But like, why doesn’t he want me?
And so the cycle of self hate begins again.
It’s disconcerting when you figure out there’s someone behind the curtain, and so I know my closeted self hate must shock everyone who has ever seen me as the conscientious-self-love-first-all-natural sista.
I’m sorry because having all the answers isn’t enough. I’m sorry because simply preaching without practicing is hypocritical. I’m sorry because after two years of actively trying to change my thought process, my default state is always seeing the worthlessness in myself.
But also, feeling pretty isn’t the most important thing to me.

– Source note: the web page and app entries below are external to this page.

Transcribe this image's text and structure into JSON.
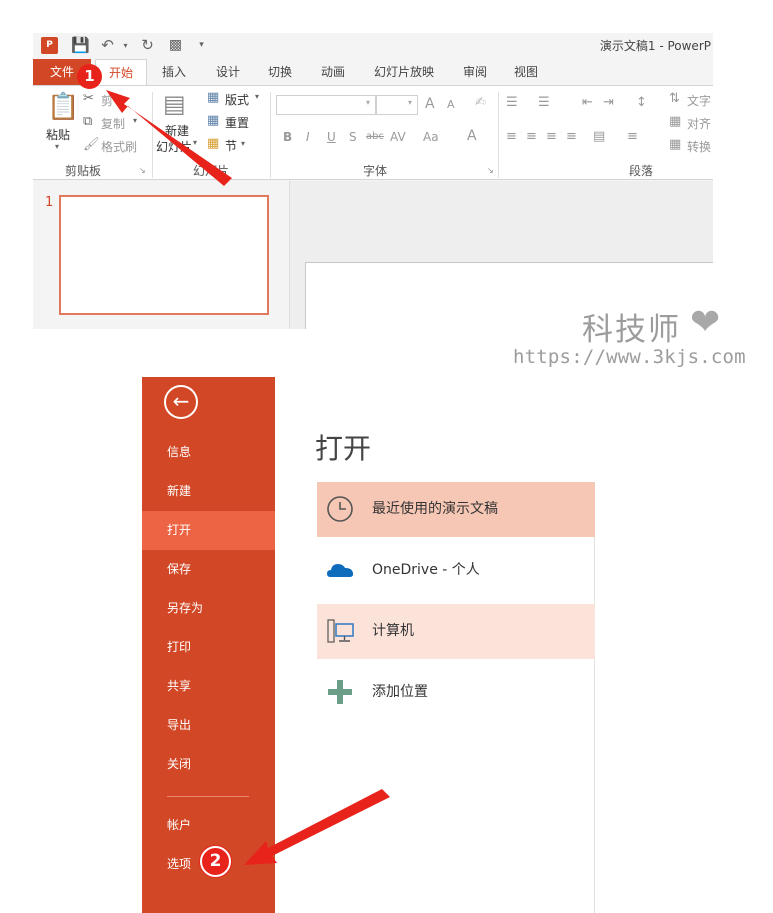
{
  "ribbon": {
    "app_logo": "P",
    "qat_icons": [
      "app-logo",
      "save-icon",
      "undo-icon",
      "redo-icon",
      "present-icon"
    ],
    "window_title": "演示文稿1 - PowerP",
    "tabs": [
      {
        "label": "文件"
      },
      {
        "label": "开始"
      },
      {
        "label": "插入"
      },
      {
        "label": "设计"
      },
      {
        "label": "切换"
      },
      {
        "label": "动画"
      },
      {
        "label": "幻灯片放映"
      },
      {
        "label": "审阅"
      },
      {
        "label": "视图"
      }
    ],
    "clipboard": {
      "paste": "粘贴",
      "cut": "剪",
      "copy": "复制",
      "format_painter": "格式刷",
      "label": "剪贴板"
    },
    "slides": {
      "new_slide_line1": "新建",
      "new_slide_line2": "幻灯片",
      "layout": "版式",
      "reset": "重置",
      "section": "节",
      "label": "幻灯片"
    },
    "font": {
      "bold": "B",
      "italic": "I",
      "underline": "U",
      "shadow": "S",
      "strike": "abc",
      "spacing": "AV",
      "case": "Aa",
      "color": "A",
      "grow": "A",
      "shrink": "A",
      "label": "字体"
    },
    "paragraph": {
      "text_direction": "文字",
      "align_text": "对齐",
      "convert": "转换",
      "label": "段落"
    },
    "slide_number": "1"
  },
  "watermark": {
    "title": "科技师",
    "url": "https://www.3kjs.com"
  },
  "backstage": {
    "nav": [
      {
        "label": "信息"
      },
      {
        "label": "新建"
      },
      {
        "label": "打开"
      },
      {
        "label": "保存"
      },
      {
        "label": "另存为"
      },
      {
        "label": "打印"
      },
      {
        "label": "共享"
      },
      {
        "label": "导出"
      },
      {
        "label": "关闭"
      },
      {
        "label": "帐户"
      },
      {
        "label": "选项"
      }
    ],
    "active_item": "打开",
    "title": "打开",
    "places": [
      {
        "label": "最近使用的演示文稿",
        "icon": "clock-icon"
      },
      {
        "label": "OneDrive - 个人",
        "icon": "cloud-icon"
      },
      {
        "label": "计算机",
        "icon": "computer-icon"
      },
      {
        "label": "添加位置",
        "icon": "plus-icon"
      }
    ]
  },
  "annotations": {
    "step1": "1",
    "step2": "2"
  },
  "colors": {
    "accent": "#d24726",
    "active_nav": "#ec6443",
    "selected_place": "#f7c7b5",
    "hover_place": "#fbe3da",
    "annotation": "#e8231b"
  }
}
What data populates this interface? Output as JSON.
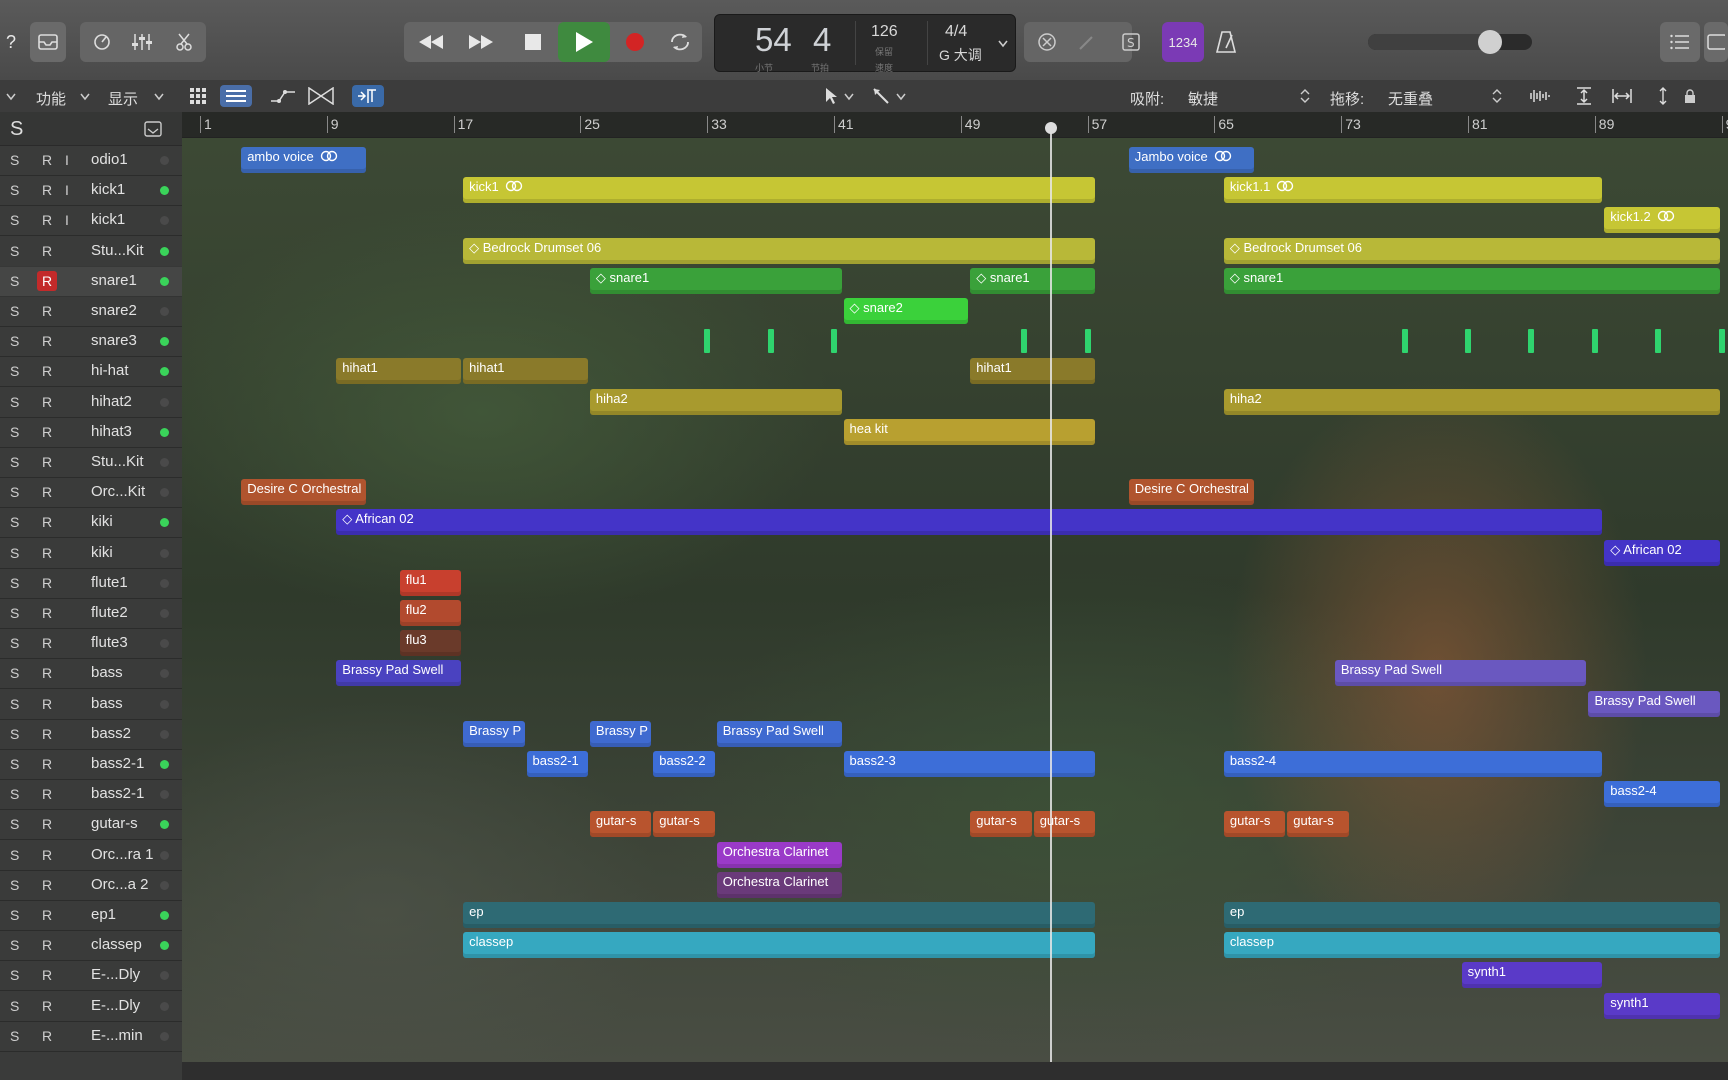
{
  "transport": {
    "lcd": {
      "bar": "54",
      "beat": "4",
      "bar_label": "小节",
      "beat_label": "节拍",
      "tempo": "126",
      "tempo_label": "保留",
      "time_sig": "4/4",
      "key": "G 大调",
      "key_label": "速度"
    },
    "count_in_label": "1234"
  },
  "toolbar2": {
    "func_label": "功能",
    "view_label": "显示",
    "snap_label": "吸附:",
    "snap_value": "敏捷",
    "drag_label": "拖移:",
    "drag_value": "无重叠"
  },
  "trackpanel": {
    "header_s": "S"
  },
  "tracks": [
    {
      "name": "odio1",
      "r_active": false,
      "input": true,
      "on": false
    },
    {
      "name": "kick1",
      "r_active": false,
      "input": true,
      "on": true
    },
    {
      "name": "kick1",
      "r_active": false,
      "input": true,
      "on": false
    },
    {
      "name": "Stu...Kit",
      "r_active": false,
      "input": false,
      "on": true
    },
    {
      "name": "snare1",
      "r_active": true,
      "input": false,
      "on": true
    },
    {
      "name": "snare2",
      "r_active": false,
      "input": false,
      "on": false
    },
    {
      "name": "snare3",
      "r_active": false,
      "input": false,
      "on": true
    },
    {
      "name": "hi-hat",
      "r_active": false,
      "input": false,
      "on": true
    },
    {
      "name": "hihat2",
      "r_active": false,
      "input": false,
      "on": false
    },
    {
      "name": "hihat3",
      "r_active": false,
      "input": false,
      "on": true
    },
    {
      "name": "Stu...Kit",
      "r_active": false,
      "input": false,
      "on": false
    },
    {
      "name": "Orc...Kit",
      "r_active": false,
      "input": false,
      "on": false
    },
    {
      "name": "kiki",
      "r_active": false,
      "input": false,
      "on": true
    },
    {
      "name": "kiki",
      "r_active": false,
      "input": false,
      "on": false
    },
    {
      "name": "flute1",
      "r_active": false,
      "input": false,
      "on": false
    },
    {
      "name": "flute2",
      "r_active": false,
      "input": false,
      "on": false
    },
    {
      "name": "flute3",
      "r_active": false,
      "input": false,
      "on": false
    },
    {
      "name": "bass",
      "r_active": false,
      "input": false,
      "on": false
    },
    {
      "name": "bass",
      "r_active": false,
      "input": false,
      "on": false
    },
    {
      "name": "bass2",
      "r_active": false,
      "input": false,
      "on": false
    },
    {
      "name": "bass2-1",
      "r_active": false,
      "input": false,
      "on": true
    },
    {
      "name": "bass2-1",
      "r_active": false,
      "input": false,
      "on": false
    },
    {
      "name": "gutar-s",
      "r_active": false,
      "input": false,
      "on": true
    },
    {
      "name": "Orc...ra 1",
      "r_active": false,
      "input": false,
      "on": false
    },
    {
      "name": "Orc...a 2",
      "r_active": false,
      "input": false,
      "on": false
    },
    {
      "name": "ep1",
      "r_active": false,
      "input": false,
      "on": true
    },
    {
      "name": "classep",
      "r_active": false,
      "input": false,
      "on": true
    },
    {
      "name": "E-...Dly",
      "r_active": false,
      "input": false,
      "on": false
    },
    {
      "name": "E-...Dly",
      "r_active": false,
      "input": false,
      "on": false
    },
    {
      "name": "E-...min",
      "r_active": false,
      "input": false,
      "on": false
    }
  ],
  "ruler": [
    "1",
    "9",
    "17",
    "25",
    "33",
    "41",
    "49",
    "57",
    "65",
    "73",
    "81",
    "89",
    "9"
  ],
  "playhead_bar": 54,
  "regions": [
    {
      "row": 0,
      "start": 3.6,
      "end": 11.6,
      "label": "ambo voice",
      "color": "#3f6fc4",
      "loop": true
    },
    {
      "row": 0,
      "start": 59.6,
      "end": 67.6,
      "label": "Jambo voice",
      "color": "#3f6fc4",
      "loop": true
    },
    {
      "row": 1,
      "start": 17.6,
      "end": 57.6,
      "label": "kick1",
      "color": "#c6c634",
      "loop": true
    },
    {
      "row": 1,
      "start": 65.6,
      "end": 89.6,
      "label": "kick1.1",
      "color": "#c6c634",
      "loop": true
    },
    {
      "row": 2,
      "start": 89.6,
      "end": 97,
      "label": "kick1.2",
      "color": "#c6c634",
      "loop": true
    },
    {
      "row": 3,
      "start": 17.6,
      "end": 57.6,
      "label": "◇ Bedrock Drumset 06",
      "color": "#b8b838",
      "loop": false
    },
    {
      "row": 3,
      "start": 65.6,
      "end": 97,
      "label": "◇ Bedrock Drumset 06",
      "color": "#b8b838",
      "loop": false
    },
    {
      "row": 4,
      "start": 25.6,
      "end": 41.6,
      "label": "◇ snare1",
      "color": "#3aa13a",
      "loop": false
    },
    {
      "row": 4,
      "start": 49.6,
      "end": 57.6,
      "label": "◇ snare1",
      "color": "#3aa13a",
      "loop": false
    },
    {
      "row": 4,
      "start": 65.6,
      "end": 97,
      "label": "◇ snare1",
      "color": "#3aa13a",
      "loop": false
    },
    {
      "row": 5,
      "start": 41.6,
      "end": 49.6,
      "label": "◇ snare2",
      "color": "#3bd13b",
      "loop": false
    },
    {
      "row": 7,
      "start": 9.6,
      "end": 17.6,
      "label": "hihat1",
      "color": "#8a7a2a",
      "loop": false
    },
    {
      "row": 7,
      "start": 17.6,
      "end": 25.6,
      "label": "hihat1",
      "color": "#8a7a2a",
      "loop": false
    },
    {
      "row": 7,
      "start": 49.6,
      "end": 57.6,
      "label": "hihat1",
      "color": "#8a7a2a",
      "loop": false
    },
    {
      "row": 8,
      "start": 25.6,
      "end": 41.6,
      "label": "hiha2",
      "color": "#a89a2e",
      "loop": false
    },
    {
      "row": 8,
      "start": 65.6,
      "end": 97,
      "label": "hiha2",
      "color": "#a89a2e",
      "loop": false
    },
    {
      "row": 9,
      "start": 41.6,
      "end": 57.6,
      "label": "hea kit",
      "color": "#b8a030",
      "loop": false
    },
    {
      "row": 11,
      "start": 3.6,
      "end": 11.6,
      "label": "Desire C Orchestral",
      "color": "#b0542e",
      "loop": false
    },
    {
      "row": 11,
      "start": 59.6,
      "end": 67.6,
      "label": "Desire C Orchestral",
      "color": "#b0542e",
      "loop": false
    },
    {
      "row": 12,
      "start": 9.6,
      "end": 89.6,
      "label": "◇ African 02",
      "color": "#4434c8",
      "loop": false
    },
    {
      "row": 13,
      "start": 89.6,
      "end": 97,
      "label": "◇ African 02",
      "color": "#4434c8",
      "loop": false
    },
    {
      "row": 14,
      "start": 13.6,
      "end": 17.6,
      "label": "flu1",
      "color": "#c8402e",
      "loop": false
    },
    {
      "row": 15,
      "start": 13.6,
      "end": 17.6,
      "label": "flu2",
      "color": "#b24a2e",
      "loop": false
    },
    {
      "row": 16,
      "start": 13.6,
      "end": 17.6,
      "label": "flu3",
      "color": "#6a3a2a",
      "loop": false
    },
    {
      "row": 17,
      "start": 9.6,
      "end": 17.6,
      "label": "Brassy Pad Swell",
      "color": "#4a42c0",
      "loop": false
    },
    {
      "row": 17,
      "start": 72.6,
      "end": 88.6,
      "label": "Brassy Pad Swell",
      "color": "#6a58c0",
      "loop": false
    },
    {
      "row": 18,
      "start": 88.6,
      "end": 97,
      "label": "Brassy Pad Swell",
      "color": "#6a58c0",
      "loop": false
    },
    {
      "row": 19,
      "start": 17.6,
      "end": 21.6,
      "label": "Brassy P",
      "color": "#3f6ad0",
      "loop": false
    },
    {
      "row": 19,
      "start": 25.6,
      "end": 29.6,
      "label": "Brassy P",
      "color": "#3f6ad0",
      "loop": false
    },
    {
      "row": 19,
      "start": 33.6,
      "end": 41.6,
      "label": "Brassy Pad Swell",
      "color": "#3f6ad0",
      "loop": false
    },
    {
      "row": 20,
      "start": 21.6,
      "end": 25.6,
      "label": "bass2-1",
      "color": "#3d6ed8",
      "loop": false
    },
    {
      "row": 20,
      "start": 29.6,
      "end": 33.6,
      "label": "bass2-2",
      "color": "#3d6ed8",
      "loop": false
    },
    {
      "row": 20,
      "start": 41.6,
      "end": 57.6,
      "label": "bass2-3",
      "color": "#3d6ed8",
      "loop": false
    },
    {
      "row": 20,
      "start": 65.6,
      "end": 89.6,
      "label": "bass2-4",
      "color": "#3d6ed8",
      "loop": false
    },
    {
      "row": 21,
      "start": 89.6,
      "end": 97,
      "label": "bass2-4",
      "color": "#3d6ed8",
      "loop": false
    },
    {
      "row": 22,
      "start": 25.6,
      "end": 29.6,
      "label": "gutar-s",
      "color": "#b8542e",
      "loop": false
    },
    {
      "row": 22,
      "start": 29.6,
      "end": 33.6,
      "label": "gutar-s",
      "color": "#b8542e",
      "loop": false
    },
    {
      "row": 22,
      "start": 49.6,
      "end": 53.6,
      "label": "gutar-s",
      "color": "#b8542e",
      "loop": false
    },
    {
      "row": 22,
      "start": 53.6,
      "end": 57.6,
      "label": "gutar-s",
      "color": "#b8542e",
      "loop": false
    },
    {
      "row": 22,
      "start": 65.6,
      "end": 69.6,
      "label": "gutar-s",
      "color": "#b8542e",
      "loop": false
    },
    {
      "row": 22,
      "start": 69.6,
      "end": 73.6,
      "label": "gutar-s",
      "color": "#b8542e",
      "loop": false
    },
    {
      "row": 23,
      "start": 33.6,
      "end": 41.6,
      "label": "Orchestra Clarinet",
      "color": "#9a3ac8",
      "loop": false
    },
    {
      "row": 24,
      "start": 33.6,
      "end": 41.6,
      "label": "Orchestra Clarinet",
      "color": "#6a3a7a",
      "loop": false
    },
    {
      "row": 25,
      "start": 17.6,
      "end": 57.6,
      "label": "ep",
      "color": "#2e6a74",
      "loop": false
    },
    {
      "row": 25,
      "start": 65.6,
      "end": 97,
      "label": "ep",
      "color": "#2e6a74",
      "loop": false
    },
    {
      "row": 26,
      "start": 17.6,
      "end": 57.6,
      "label": "classep",
      "color": "#36a8c0",
      "loop": false
    },
    {
      "row": 26,
      "start": 65.6,
      "end": 97,
      "label": "classep",
      "color": "#36a8c0",
      "loop": false
    },
    {
      "row": 27,
      "start": 80.6,
      "end": 89.6,
      "label": "synth1",
      "color": "#5a3ac8",
      "loop": false
    },
    {
      "row": 28,
      "start": 89.6,
      "end": 97,
      "label": "synth1",
      "color": "#5a3ac8",
      "loop": false
    }
  ],
  "snare3_markers": [
    33,
    37,
    41,
    53,
    57,
    77,
    81,
    85,
    89,
    93,
    97
  ]
}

There are other compliments that I’d rather have. Am I clever? Am I creative? Am I trustworthy? Am I deserving of respect? Do I have good taste in music? Are my movie references accurate? Did my last blog post make a good point? All of these are exponentially cooler to hear.
I mean, anybody can be pretty! And in this racist, sexist country with fascist European beauty standards, I’ll never really be able to compete anyway!
So f*ck being pretty!
Beyoncè said pretty hurts, so I won’t try to be pretty anymore.
But “Pretty Hurts” said Beyoncè is pretty pretty, so I think I’ll try to be pretty again.
Even the media I consume to back up my point tells me another point entirely.
The truth is, pretty isn’t important.
The truth is, reality makes pretty important, and thus pretty is a reality with real (social, even economic) repercussions.
Do you want to know the end point?
There isn’t one, really.
Right now I’m thinking about the weight I’ve picked up since May after missing trips to the gym, wondering if skinny girl is thinking the same. I’m also wondering if I’m willing to sacrifice some gas to get a half priced milkshake from Sonic.
But let me return to skinny girl’s shoes and look at my crush calling me out. How would I have responded? Or better yet – how would I have responded if I were John?
Skinny girl is white, yes, and so she hasn’t experienced nearly the same amount of self consciousness as I have (*the live white feminism audience groans*) but she is a woman and so she understands what it feels like to constantly be on display. It’s a pressure that while unimportant on the surface, is still crucial due to painful, dangerous, and at times even lethal realities.
I think I would’ve just said she was pretty.